 “You chased away the clouds, you repelled the darkness, you illuminated the Two Lands.” (E. Chassinat, Le Temple d’Edfou, vol. 6 [Cairo 1931], p. 247; cited in The Gods of Egypt, translated by David Lorton (Ithaca: Cornell University Press, 2001), p.79). On Shu and Atum and “self-developing,” see Coffin Texts, spell 75, English translation James P. Allen, Genesis in Egypt: The Philosophy of Ancient Egyptian Creation Accounts (New Haven, CT: Yale University Press, 1988), p. 15-16.
 Vigdis Songe-Møller, Philosophy Without Women: The Birth of Sexism in Western Thought, translated by Peter Cripps (London and New York: Continuum, 2002).
 “In several Indo-european tongues the term for ‘male’ refers to liquid emitted, i.e. the seed (e.g. hersen, cf. herse, Sanscr : large; vár ‘water’, vrsan- ‘male’, O. Norse ver ‘water, sea’) (…) I suggest that ver meant originally the liquid or sap, seed, new growth, ‘offspring’…” (Richard Broxton Onians, Origins of European Thought About the Body, the Mind, the Soul, the World, Time and Fate [Oxford: Oxford University Press, 1988], p. 178, footnote). Note that “hersen” (male) is based in the I-E root ͡ker-, which is also related to “brain,” heart, horn or protuberance, grain pushing out of the earth, growth, heat, and youth (kore) (“The American Heritage Dictionary Indo-European Roots Appendix,” accessed 15 May, 2016, https://www.ahdictionary.com/word/indoeurop.html#IR044300).
 That “sweat…and the fluid of the joints, are one and are the stuff of strength, vigour, appears…to have been part of the earliest Greek physiology, which also assimilated with these the cerebro-spinal fluid and the seed” (Onians, Origins of European Thought, 191).
 Homer, Iliad, book 19, accessed 2 June, 2016, http://classics.mit.edu/Homer/iliad.19.xix.html.
 Esther Clinton, “The Trickster, Various Motifs,” 472-480 in Archetypes and Motifs in Folklore and Literature: A Handbook, edited by Jane Garry and Hasan El-Shamy (Armonk, NY and London: M.E. Sharpe, 2005), p. 478.
 Euripides, fr. 484, cited in James L. Kelley, Orthodoxy, History, and Esotericism: New Studies (Dewdney, B.C.: Synaxis Press, 2016), p. 143.
 Iliad 5.127ff; cited in M.L. West, Indo-European Poetry and Myth (Oxford: Oxford University Press, 2007), p. 134.

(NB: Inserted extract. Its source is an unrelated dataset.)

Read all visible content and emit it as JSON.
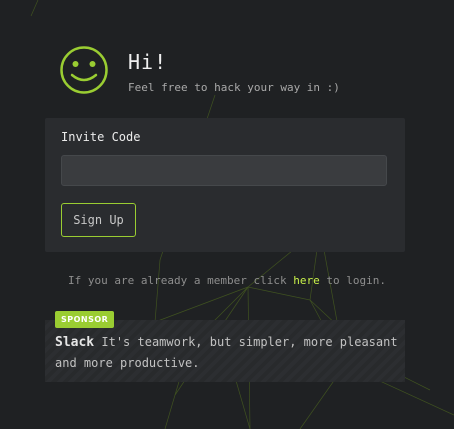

 Rig Veda 10.82; English translation by Ralph T.H. Griffith, Hymns of the Rgveda, 2 volumes (Varanasi, India: Chowkhamba Sanskrit Series Office, 1963), 2.498. Cf. Rig Veda 10.81.23, in which the sun-creator god Viṣvakarman—who has “eyes on all sides round”—opens up the heavens by “seeing all” (idem, 2.497).
 Cf. Rig Veda 10.85; Griffith, Hymns of the Rgveda, 2.501-505.
 Chāndogya Upanisad 3.6.1, translated by P. Olivelle; cited in West, Indo-European Poetry and Myth, p. 157.
 Joel Wilcox, The Origins of Epistemology in Early Greek Thought (Lewiston, NY and Queenston, ON: Edwin Mellen, 1994), p. 131-132.
 Apocryphon of John 30.1ff.; translated by David Hill in Werner Foerster, Gnosis: A Selection of Gnostic Texts, edited by R. McL. Wilson, Volume 1: Patristic Evidence (Oxford: Oxford University Press, 1972), p. 109; cited in Kelley, Orthodoxy, History, and Esotericism, p. 126.
 Sanskrit text of Chāndogya Upanisad 3.6.1 appears in Som Raj Gupta, The Word Speaks to the Faustian Man: A Translation and Interpretation of the Prasthānatrayī and Śaṅkara’s Bhāṣya for the Participation of Contemporary Man, Volume Four (Delhi: Motilal Banarsidass, 2001) p. 217.
 F.B.J. Kuiper, “The Basic Concept of Vedic Religion,” 9-22 in F.B.J. Kuiper, Ancient Indian Cosmogony (New Delhi: Vikas, 1983), p. 11-12.